Records for processing:
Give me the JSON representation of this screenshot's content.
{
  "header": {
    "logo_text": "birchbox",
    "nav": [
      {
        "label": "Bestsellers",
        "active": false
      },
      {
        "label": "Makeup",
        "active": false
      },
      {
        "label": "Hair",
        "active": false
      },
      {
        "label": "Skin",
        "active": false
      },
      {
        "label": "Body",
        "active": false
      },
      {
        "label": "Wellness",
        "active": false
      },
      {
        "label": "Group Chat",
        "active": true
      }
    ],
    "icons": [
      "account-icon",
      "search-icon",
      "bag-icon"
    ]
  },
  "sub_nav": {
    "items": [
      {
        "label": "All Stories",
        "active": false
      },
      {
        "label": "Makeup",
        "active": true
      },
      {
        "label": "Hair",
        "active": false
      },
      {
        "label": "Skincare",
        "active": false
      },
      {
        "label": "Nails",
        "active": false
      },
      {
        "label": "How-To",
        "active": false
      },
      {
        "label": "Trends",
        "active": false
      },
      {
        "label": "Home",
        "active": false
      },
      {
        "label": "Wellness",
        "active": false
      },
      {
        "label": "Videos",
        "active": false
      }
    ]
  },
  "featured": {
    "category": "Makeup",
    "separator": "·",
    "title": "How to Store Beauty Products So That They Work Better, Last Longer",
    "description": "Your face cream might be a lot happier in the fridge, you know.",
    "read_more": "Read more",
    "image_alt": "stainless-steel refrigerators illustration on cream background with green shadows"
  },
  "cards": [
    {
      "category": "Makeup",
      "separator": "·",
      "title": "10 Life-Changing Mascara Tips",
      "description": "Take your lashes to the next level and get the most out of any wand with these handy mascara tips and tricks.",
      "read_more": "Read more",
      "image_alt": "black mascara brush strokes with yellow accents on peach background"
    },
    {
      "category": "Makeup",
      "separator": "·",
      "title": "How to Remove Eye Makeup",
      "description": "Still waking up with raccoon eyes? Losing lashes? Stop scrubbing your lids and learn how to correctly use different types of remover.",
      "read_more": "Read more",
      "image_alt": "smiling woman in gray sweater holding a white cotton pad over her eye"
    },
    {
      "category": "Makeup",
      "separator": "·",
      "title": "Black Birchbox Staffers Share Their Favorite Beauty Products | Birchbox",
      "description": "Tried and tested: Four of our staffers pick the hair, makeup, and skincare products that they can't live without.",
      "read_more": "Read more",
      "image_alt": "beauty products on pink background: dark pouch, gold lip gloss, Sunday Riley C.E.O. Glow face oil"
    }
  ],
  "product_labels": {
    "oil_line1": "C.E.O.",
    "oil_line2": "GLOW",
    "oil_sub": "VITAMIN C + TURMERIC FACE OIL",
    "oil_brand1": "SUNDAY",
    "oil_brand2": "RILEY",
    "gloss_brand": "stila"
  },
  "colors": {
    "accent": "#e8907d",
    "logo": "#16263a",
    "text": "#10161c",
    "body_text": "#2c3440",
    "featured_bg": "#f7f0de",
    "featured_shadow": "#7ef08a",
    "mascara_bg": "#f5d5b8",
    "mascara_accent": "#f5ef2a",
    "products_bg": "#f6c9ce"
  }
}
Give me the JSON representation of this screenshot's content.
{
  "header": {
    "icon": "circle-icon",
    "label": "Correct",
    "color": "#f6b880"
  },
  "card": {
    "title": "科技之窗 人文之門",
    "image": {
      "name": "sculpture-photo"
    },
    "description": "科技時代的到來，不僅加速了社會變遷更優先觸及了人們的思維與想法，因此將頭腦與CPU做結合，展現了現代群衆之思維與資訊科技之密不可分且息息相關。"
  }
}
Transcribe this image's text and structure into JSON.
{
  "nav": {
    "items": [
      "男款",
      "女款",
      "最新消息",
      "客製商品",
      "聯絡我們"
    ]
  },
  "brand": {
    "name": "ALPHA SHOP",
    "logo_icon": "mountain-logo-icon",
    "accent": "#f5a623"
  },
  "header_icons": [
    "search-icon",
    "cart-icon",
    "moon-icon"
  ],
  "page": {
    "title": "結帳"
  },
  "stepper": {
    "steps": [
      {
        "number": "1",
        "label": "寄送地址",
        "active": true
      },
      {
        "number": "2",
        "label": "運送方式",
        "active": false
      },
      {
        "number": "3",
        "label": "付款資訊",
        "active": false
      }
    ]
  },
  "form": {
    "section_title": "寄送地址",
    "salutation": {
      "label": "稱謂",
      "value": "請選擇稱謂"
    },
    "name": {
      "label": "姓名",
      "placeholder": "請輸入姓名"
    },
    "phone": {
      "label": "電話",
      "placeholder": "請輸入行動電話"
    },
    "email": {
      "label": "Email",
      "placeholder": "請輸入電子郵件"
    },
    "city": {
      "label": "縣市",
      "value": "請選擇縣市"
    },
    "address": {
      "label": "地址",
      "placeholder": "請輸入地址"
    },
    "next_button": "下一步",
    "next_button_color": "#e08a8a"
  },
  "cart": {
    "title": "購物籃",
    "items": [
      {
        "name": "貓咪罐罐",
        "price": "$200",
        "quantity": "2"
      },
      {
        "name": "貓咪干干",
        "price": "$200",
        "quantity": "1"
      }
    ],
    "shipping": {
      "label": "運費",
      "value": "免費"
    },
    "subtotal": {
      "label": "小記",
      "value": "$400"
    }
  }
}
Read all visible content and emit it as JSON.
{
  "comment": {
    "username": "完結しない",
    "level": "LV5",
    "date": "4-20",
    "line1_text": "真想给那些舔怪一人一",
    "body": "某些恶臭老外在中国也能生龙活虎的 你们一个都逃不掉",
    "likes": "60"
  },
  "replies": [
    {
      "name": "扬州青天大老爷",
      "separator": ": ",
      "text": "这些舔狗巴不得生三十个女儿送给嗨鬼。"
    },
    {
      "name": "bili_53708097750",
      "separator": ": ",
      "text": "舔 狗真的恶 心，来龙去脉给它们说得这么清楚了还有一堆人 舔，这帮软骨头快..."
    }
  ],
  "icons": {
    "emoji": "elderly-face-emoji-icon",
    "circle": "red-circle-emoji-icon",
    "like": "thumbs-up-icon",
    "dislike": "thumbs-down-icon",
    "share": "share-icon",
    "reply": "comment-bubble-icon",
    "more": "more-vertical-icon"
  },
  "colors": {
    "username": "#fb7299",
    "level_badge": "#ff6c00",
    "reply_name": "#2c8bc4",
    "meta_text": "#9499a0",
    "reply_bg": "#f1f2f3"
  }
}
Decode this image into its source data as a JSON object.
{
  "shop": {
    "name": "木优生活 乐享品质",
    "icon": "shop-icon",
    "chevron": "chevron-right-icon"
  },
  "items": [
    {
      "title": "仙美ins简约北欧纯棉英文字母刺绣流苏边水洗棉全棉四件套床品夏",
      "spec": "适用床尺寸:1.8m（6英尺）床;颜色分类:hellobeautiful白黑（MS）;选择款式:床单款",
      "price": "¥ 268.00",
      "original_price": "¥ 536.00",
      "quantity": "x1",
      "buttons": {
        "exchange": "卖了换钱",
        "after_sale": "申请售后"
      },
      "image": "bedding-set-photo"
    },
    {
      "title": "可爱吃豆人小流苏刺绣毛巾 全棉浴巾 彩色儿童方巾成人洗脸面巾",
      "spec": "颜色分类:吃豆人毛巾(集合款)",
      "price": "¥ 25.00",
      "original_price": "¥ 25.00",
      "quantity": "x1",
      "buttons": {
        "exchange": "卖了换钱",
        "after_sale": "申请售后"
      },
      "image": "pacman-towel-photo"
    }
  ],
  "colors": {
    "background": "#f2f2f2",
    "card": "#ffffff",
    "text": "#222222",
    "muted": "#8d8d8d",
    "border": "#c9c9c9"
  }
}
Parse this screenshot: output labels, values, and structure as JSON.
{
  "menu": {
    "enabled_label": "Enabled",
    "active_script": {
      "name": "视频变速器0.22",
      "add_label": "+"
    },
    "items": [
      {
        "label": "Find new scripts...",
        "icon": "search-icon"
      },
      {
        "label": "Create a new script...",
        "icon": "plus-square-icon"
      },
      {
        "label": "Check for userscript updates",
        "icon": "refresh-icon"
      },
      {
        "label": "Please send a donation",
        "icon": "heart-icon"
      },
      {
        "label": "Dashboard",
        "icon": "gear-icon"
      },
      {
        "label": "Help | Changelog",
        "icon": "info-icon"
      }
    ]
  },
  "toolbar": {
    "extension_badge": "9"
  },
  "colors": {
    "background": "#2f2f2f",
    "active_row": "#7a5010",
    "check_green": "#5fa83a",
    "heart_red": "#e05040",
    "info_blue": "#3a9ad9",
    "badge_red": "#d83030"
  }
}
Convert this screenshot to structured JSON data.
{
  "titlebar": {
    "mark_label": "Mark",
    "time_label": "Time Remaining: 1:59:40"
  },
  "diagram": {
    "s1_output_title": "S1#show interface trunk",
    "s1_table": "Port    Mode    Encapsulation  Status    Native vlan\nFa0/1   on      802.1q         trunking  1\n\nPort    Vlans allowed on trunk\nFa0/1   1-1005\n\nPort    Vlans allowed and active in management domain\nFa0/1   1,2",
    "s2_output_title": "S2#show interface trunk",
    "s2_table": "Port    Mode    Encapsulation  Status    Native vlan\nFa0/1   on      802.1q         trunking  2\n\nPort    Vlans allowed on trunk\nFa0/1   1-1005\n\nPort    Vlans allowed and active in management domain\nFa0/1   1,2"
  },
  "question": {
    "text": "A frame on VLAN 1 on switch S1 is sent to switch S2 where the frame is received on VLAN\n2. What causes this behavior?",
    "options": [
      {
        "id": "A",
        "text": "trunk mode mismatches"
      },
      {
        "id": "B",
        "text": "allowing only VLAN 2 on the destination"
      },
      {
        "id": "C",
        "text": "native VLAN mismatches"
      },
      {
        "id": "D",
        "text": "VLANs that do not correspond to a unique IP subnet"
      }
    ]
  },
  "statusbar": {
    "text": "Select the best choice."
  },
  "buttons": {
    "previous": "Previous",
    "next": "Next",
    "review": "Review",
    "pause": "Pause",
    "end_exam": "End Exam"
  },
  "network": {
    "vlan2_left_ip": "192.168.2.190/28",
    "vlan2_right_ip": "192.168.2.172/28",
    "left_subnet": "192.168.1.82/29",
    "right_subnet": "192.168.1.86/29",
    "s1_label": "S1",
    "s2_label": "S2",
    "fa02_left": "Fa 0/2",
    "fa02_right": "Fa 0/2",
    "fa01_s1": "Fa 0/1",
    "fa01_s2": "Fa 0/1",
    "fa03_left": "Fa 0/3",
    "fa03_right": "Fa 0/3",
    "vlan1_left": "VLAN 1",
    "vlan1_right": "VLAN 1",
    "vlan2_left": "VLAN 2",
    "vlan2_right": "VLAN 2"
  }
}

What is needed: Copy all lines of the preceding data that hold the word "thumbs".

The answer:
    "like": "thumbs-up-icon",
    "dislike": "thumbs-down-icon",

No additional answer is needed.